● PROMPT: Copy out each line below that has the word "period" in it.

SOURCE MATERIAL Start Marker

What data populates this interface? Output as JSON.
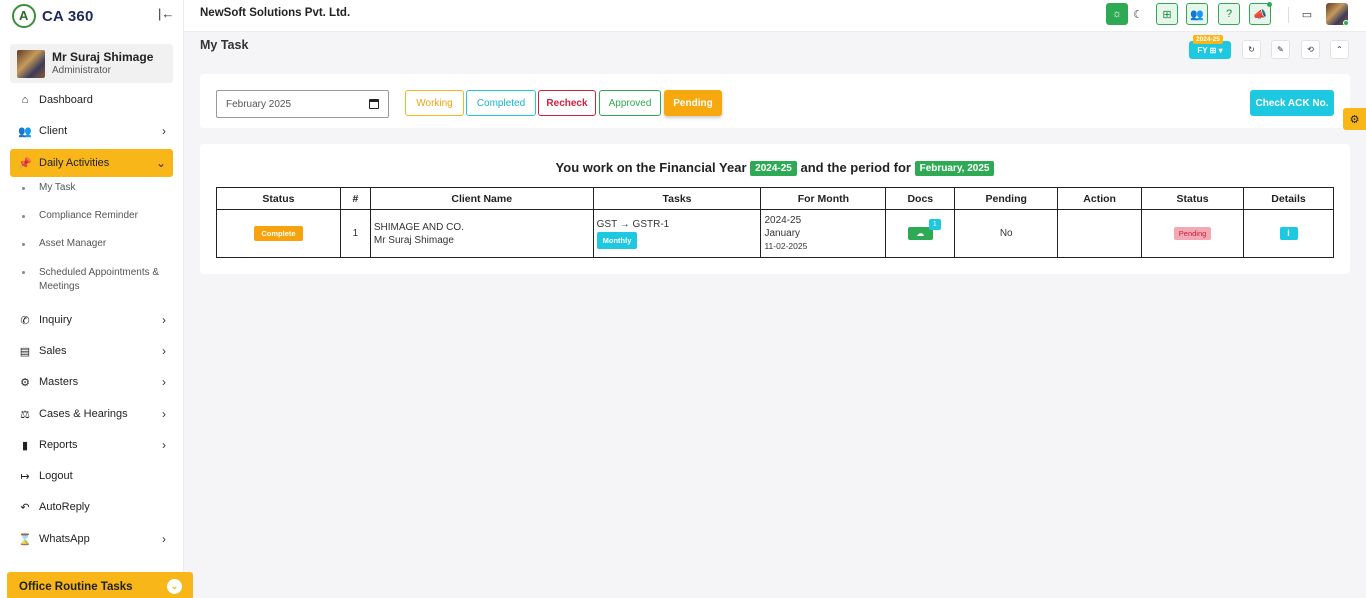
{
  "app": {
    "logo_text": "CA 360",
    "collapse_icon": "collapse-left-icon"
  },
  "user": {
    "name": "Mr Suraj Shimage",
    "role": "Administrator"
  },
  "sidebar": {
    "items": [
      {
        "label": "Dashboard",
        "icon": "home-icon"
      },
      {
        "label": "Client",
        "icon": "users-icon"
      },
      {
        "label": "Daily Activities",
        "icon": "pin-icon"
      },
      {
        "label": "Inquiry",
        "icon": "phone-icon"
      },
      {
        "label": "Sales",
        "icon": "money-icon"
      },
      {
        "label": "Masters",
        "icon": "cogs-icon"
      },
      {
        "label": "Cases & Hearings",
        "icon": "scale-icon"
      },
      {
        "label": "Reports",
        "icon": "file-icon"
      },
      {
        "label": "Logout",
        "icon": "logout-icon"
      },
      {
        "label": "AutoReply",
        "icon": "reply-icon"
      },
      {
        "label": "WhatsApp",
        "icon": "whatsapp-icon"
      }
    ],
    "submenu": [
      "My Task",
      "Compliance Reminder",
      "Asset Manager",
      "Scheduled Appointments & Meetings"
    ],
    "office_routine": "Office Routine Tasks"
  },
  "topbar": {
    "company": "NewSoft Solutions Pvt. Ltd."
  },
  "page": {
    "title": "My Task",
    "fy_year": "2024-25",
    "fy_label": "FY ⊞ ▾"
  },
  "filters": {
    "month": "February 2025",
    "working": "Working",
    "completed": "Completed",
    "recheck": "Recheck",
    "approved": "Approved",
    "pending": "Pending",
    "check_ack": "Check ACK No."
  },
  "summary": {
    "prefix": "You work on the Financial Year",
    "year": "2024-25",
    "middle": "and the period for",
    "period": "February, 2025"
  },
  "table": {
    "headers": [
      "Status",
      "#",
      "Client Name",
      "Tasks",
      "For Month",
      "Docs",
      "Pending",
      "Action",
      "Status",
      "Details"
    ],
    "rows": [
      {
        "status": "Complete",
        "num": "1",
        "client_line1": "SHIMAGE AND CO.",
        "client_line2": "Mr Suraj Shimage",
        "task": "GST → GSTR-1",
        "frequency": "Monthly",
        "month_fy": "2024-25",
        "month_name": "January",
        "month_date": "11-02-2025",
        "docs_count": "1",
        "pending": "No",
        "status2": "Pending",
        "details": "i"
      }
    ]
  },
  "colors": {
    "accent": "#f8b619",
    "cyan": "#1ec8e0",
    "green": "#2eaa55",
    "red": "#d0223f"
  }
}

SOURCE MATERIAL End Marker

● TASK RESULT:
    "middle": "and the period for",
    "period": "February, 2025"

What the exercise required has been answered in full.